“We thank FEMA and the State of North Carolina for funding this very important project in our City. This funding will help us reach one of our long standing strategic goals,” said Gastonia Mayor Walker E. Reid. “It is our intention to ensure that our residents and businesses in this area are not at risk for future flooding or impacted by other vulnerabilities that may exist. We also want to protect our environment for the future of our great city and for generations to come.”
On August 1, the Biden-Harris Administration announced over $1 billion in climate resilience funding through the FY21 Building Resilient Infrastructure and Communities (BRIC) and Flood Mitigation Assistance (FMA) programs.
Ten North Carolina projects were designated for funding in the nationwide BRIC competition, more projects than any other state, and sixth in the nation for total BRIC funding in FY21. These North Carolina projects were designated for FY21 BRIC funding, pending completion of environmental and historical preservation reviews:
- Gastonia – Stream restoration and infrastructure protection along Duharts Creek – $5.9 million
- Siler City – Blood Run Pump Station Relocation and Sewer Line Replacement – $5 million
- Sawmills – South Caldwell Sewer Pump Station Elevation Project – $189,000
- Greenville – St. Andrews Drive Infrastructure Protection and Stream Restoration – $3.45 million
- Pollocksville – Building Elevations to Restore the Town’s Commercial Corridor – $1.08 million
- Fair Bluff – Fair Bluff Park Phase 2 – $2.44 million
- Hillsborough – Resilient Regional Water Supply Project- $1.01 million
- Salisbury – Water Supply Resiliency Project for Pump Station Along Yadkin River -$22.5 million
- Fayetteville – Wayland Drive Drainage Improvements – $2.61 million
- Hillsborough – River Pumping Station Relocation from Floodway – $5.81 million
North Carolina received funding for one project in the FY21 Flood Mitigation Assistance program:
- Mecklenburg County – Briar Creek residential acquisitions – $570,1899

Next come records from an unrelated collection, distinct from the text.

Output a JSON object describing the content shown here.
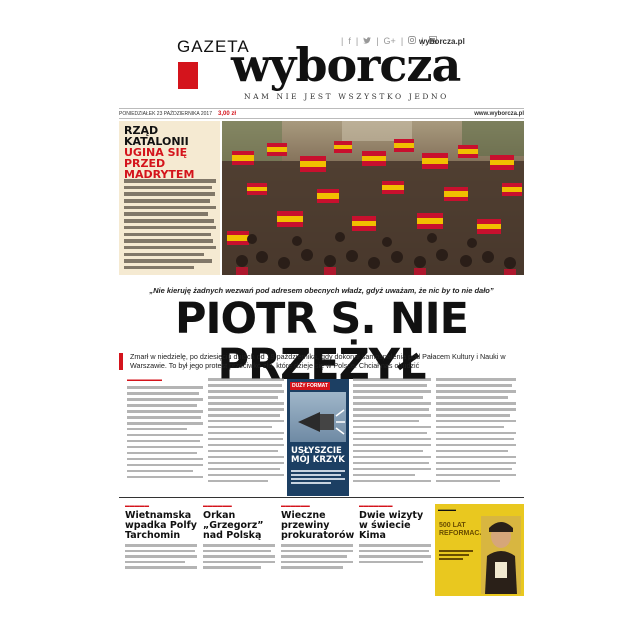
{
  "masthead": {
    "gazeta": "GAZETA",
    "wyborcza": "wyborcza",
    "motto": "NAM NIE JEST WSZYSTKO JEDNO",
    "website": "wyborcza.pl",
    "social_icons": [
      "facebook-icon",
      "twitter-icon",
      "google-plus-icon",
      "instagram-icon",
      "wyborcza-icon"
    ]
  },
  "dateline": {
    "date": "PONIEDZIAŁEK 23 PAŹDZIERNIKA 2017",
    "price": "3,00 zł",
    "web": "www.wyborcza.pl"
  },
  "catalonia": {
    "title_line1": "RZĄD KATALONII",
    "title_line2": "UGINA SIĘ PRZED",
    "title_line3": "MADRYTEM"
  },
  "main": {
    "quote": "„Nie kieruję żadnych wezwań pod adresem obecnych władz, gdyż uważam, że nic by to nie dało”",
    "headline": "PIOTR S. NIE PRZEŻYŁ",
    "lead": "Zmarł w niedzielę, po dziesięciu dniach od 19 października, gdy dokonał samospalenia pod Pałacem Kultury i Nauki w Warszawie. To był jego protest przeciwko złu, które dzieje się w Polsce. Chciał nas obudzić"
  },
  "promo": {
    "tag": "DUŻY FORMAT",
    "title": "USŁYSZCIE MÓJ KRZYK"
  },
  "teasers": [
    {
      "title": "Wietnamska wpadka Polfy Tarchomin"
    },
    {
      "title": "Orkan „Grzegorz” nad Polską"
    },
    {
      "title": "Wieczne przewiny prokuratorów"
    },
    {
      "title": "Dwie wizyty w świecie Kima"
    }
  ],
  "ad": {
    "title": "500 LAT REFORMACJI"
  },
  "colors": {
    "brand_red": "#d4141c",
    "ad_yellow": "#e9c81f",
    "catalonia_box": "#f5ead2",
    "promo_blue": "#1c3f63"
  }
}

Today, FEMA announced that applications are open for the FY22 round of BRIC and FMA grants, totaling $3.1 billion. The agency expects to award $2.3 billion in BRIC grants and $800 million in FMA grants, in part from President Biden’s Bipartisan Infrastructure Law. This marks the largest amount of funding ever made available under the BRIC program.
North Carolina has already benefited from BRIC and FMA funding. In the first year of the BRIC program in 2020, five North Carolina projects were designated for funding. A $5.4 million grant to protect the city of Hickory’s Northeast Wastewater Treatment facility from future disasters was fully awarded in March 2022. The Town of Princeville has started to receive design and engineering funding toward a $10.9 million project to build water, sewer, power and road infrastructure on 53 acres of property the state granted the town after Hurricane Matthew. Additional projects in North Carolina that were designated for FY20 funding are the Silver Creek Pump Station Rehabilitation in Morganton, the Living Shoreline and NC 12 Resiliency Project in Duck and the Snow Creek Pump Station Mitigation in Hickory.